Exactly as they appear, output all of the entries.

::::

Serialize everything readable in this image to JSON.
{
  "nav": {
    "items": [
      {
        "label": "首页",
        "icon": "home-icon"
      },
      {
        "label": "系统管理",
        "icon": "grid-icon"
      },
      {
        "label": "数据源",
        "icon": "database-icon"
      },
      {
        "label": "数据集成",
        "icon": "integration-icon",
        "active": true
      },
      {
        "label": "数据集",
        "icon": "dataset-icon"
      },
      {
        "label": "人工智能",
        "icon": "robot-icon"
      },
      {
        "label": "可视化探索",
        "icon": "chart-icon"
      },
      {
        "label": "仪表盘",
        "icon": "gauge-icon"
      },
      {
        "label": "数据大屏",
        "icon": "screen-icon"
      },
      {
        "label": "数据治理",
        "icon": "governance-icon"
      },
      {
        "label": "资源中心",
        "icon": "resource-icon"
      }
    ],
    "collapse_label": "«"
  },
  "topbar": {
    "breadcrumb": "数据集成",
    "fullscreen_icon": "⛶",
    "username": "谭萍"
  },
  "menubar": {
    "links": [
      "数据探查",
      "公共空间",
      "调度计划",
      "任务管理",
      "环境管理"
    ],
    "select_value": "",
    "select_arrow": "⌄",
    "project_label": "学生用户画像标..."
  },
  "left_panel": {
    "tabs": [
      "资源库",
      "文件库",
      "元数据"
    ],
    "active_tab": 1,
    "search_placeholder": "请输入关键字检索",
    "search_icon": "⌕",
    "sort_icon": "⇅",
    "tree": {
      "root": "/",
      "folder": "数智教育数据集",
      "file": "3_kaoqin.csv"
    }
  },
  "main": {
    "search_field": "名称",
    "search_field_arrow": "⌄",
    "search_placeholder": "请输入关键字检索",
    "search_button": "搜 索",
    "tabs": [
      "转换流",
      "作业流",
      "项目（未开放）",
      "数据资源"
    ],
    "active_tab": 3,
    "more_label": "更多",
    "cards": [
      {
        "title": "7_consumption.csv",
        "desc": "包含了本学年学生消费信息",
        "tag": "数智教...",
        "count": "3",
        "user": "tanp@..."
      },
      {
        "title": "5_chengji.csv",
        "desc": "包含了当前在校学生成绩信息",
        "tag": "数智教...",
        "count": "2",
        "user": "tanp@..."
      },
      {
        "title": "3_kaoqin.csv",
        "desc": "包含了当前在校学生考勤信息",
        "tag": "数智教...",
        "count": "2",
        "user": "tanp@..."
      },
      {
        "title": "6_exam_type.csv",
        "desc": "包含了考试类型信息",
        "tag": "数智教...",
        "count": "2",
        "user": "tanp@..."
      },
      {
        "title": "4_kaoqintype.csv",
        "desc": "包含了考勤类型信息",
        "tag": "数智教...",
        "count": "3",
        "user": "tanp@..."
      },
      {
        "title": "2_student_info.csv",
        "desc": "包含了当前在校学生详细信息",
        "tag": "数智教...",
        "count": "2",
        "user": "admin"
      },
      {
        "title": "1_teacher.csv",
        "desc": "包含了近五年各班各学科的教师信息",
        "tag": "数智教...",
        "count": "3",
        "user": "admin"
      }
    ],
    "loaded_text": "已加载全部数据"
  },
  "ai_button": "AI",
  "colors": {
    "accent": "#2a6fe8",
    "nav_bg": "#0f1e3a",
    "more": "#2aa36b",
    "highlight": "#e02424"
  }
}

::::

_Your solution_.
Serialize everything readable in this image to JSON.
{
  "nav": {
    "items": [
      {
        "label": "首页",
        "icon": "home-icon"
      },
      {
        "label": "系统管理",
        "icon": "grid-icon"
      },
      {
        "label": "数据源",
        "icon": "database-icon"
      },
      {
        "label": "数据集成",
        "icon": "integration-icon",
        "active": true
      },
      {
        "label": "数据集",
        "icon": "dataset-icon"
      },
      {
        "label": "人工智能",
        "icon": "robot-icon"
      },
      {
        "label": "可视化探索",
        "icon": "chart-icon"
      },
      {
        "label": "仪表盘",
        "icon": "gauge-icon"
      },
      {
        "label": "数据大屏",
        "icon": "screen-icon"
      },
      {
        "label": "数据治理",
        "icon": "governance-icon"
      },
      {
        "label": "资源中心",
        "icon": "resource-icon"
      }
    ],
    "collapse_label": "«"
  },
  "topbar": {
    "breadcrumb": "数据集成",
    "fullscreen_icon": "⛶",
    "username": "谭萍"
  },
  "menubar": {
    "links": [
      "数据探查",
      "公共空间",
      "调度计划",
      "任务管理",
      "环境管理"
    ],
    "select_value": "",
    "select_arrow": "⌄",
    "project_label": "学生用户画像标..."
  },
  "left_panel": {
    "tabs": [
      "资源库",
      "文件库",
      "元数据"
    ],
    "active_tab": 1,
    "search_placeholder": "请输入关键字检索",
    "search_icon": "⌕",
    "sort_icon": "⇅",
    "tree": {
      "root": "/",
      "folder": "数智教育数据集",
      "file": "3_kaoqin.csv"
    }
  },
  "main": {
    "search_field": "名称",
    "search_field_arrow": "⌄",
    "search_placeholder": "请输入关键字检索",
    "search_button": "搜 索",
    "tabs": [
      "转换流",
      "作业流",
      "项目（未开放）",
      "数据资源"
    ],
    "active_tab": 3,
    "more_label": "更多",
    "cards": [
      {
        "title": "7_consumption.csv",
        "desc": "包含了本学年学生消费信息",
        "tag": "数智教...",
        "count": "3",
        "user": "tanp@..."
      },
      {
        "title": "5_chengji.csv",
        "desc": "包含了当前在校学生成绩信息",
        "tag": "数智教...",
        "count": "2",
        "user": "tanp@..."
      },
      {
        "title": "3_kaoqin.csv",
        "desc": "包含了当前在校学生考勤信息",
        "tag": "数智教...",
        "count": "2",
        "user": "tanp@..."
      },
      {
        "title": "6_exam_type.csv",
        "desc": "包含了考试类型信息",
        "tag": "数智教...",
        "count": "2",
        "user": "tanp@..."
      },
      {
        "title": "4_kaoqintype.csv",
        "desc": "包含了考勤类型信息",
        "tag": "数智教...",
        "count": "3",
        "user": "tanp@..."
      },
      {
        "title": "2_student_info.csv",
        "desc": "包含了当前在校学生详细信息",
        "tag": "数智教...",
        "count": "2",
        "user": "admin"
      },
      {
        "title": "1_teacher.csv",
        "desc": "包含了近五年各班各学科的教师信息",
        "tag": "数智教...",
        "count": "3",
        "user": "admin"
      }
    ],
    "loaded_text": "已加载全部数据"
  },
  "ai_button": "AI",
  "colors": {
    "accent": "#2a6fe8",
    "nav_bg": "#0f1e3a",
    "more": "#2aa36b",
    "highlight": "#e02424"
  }
}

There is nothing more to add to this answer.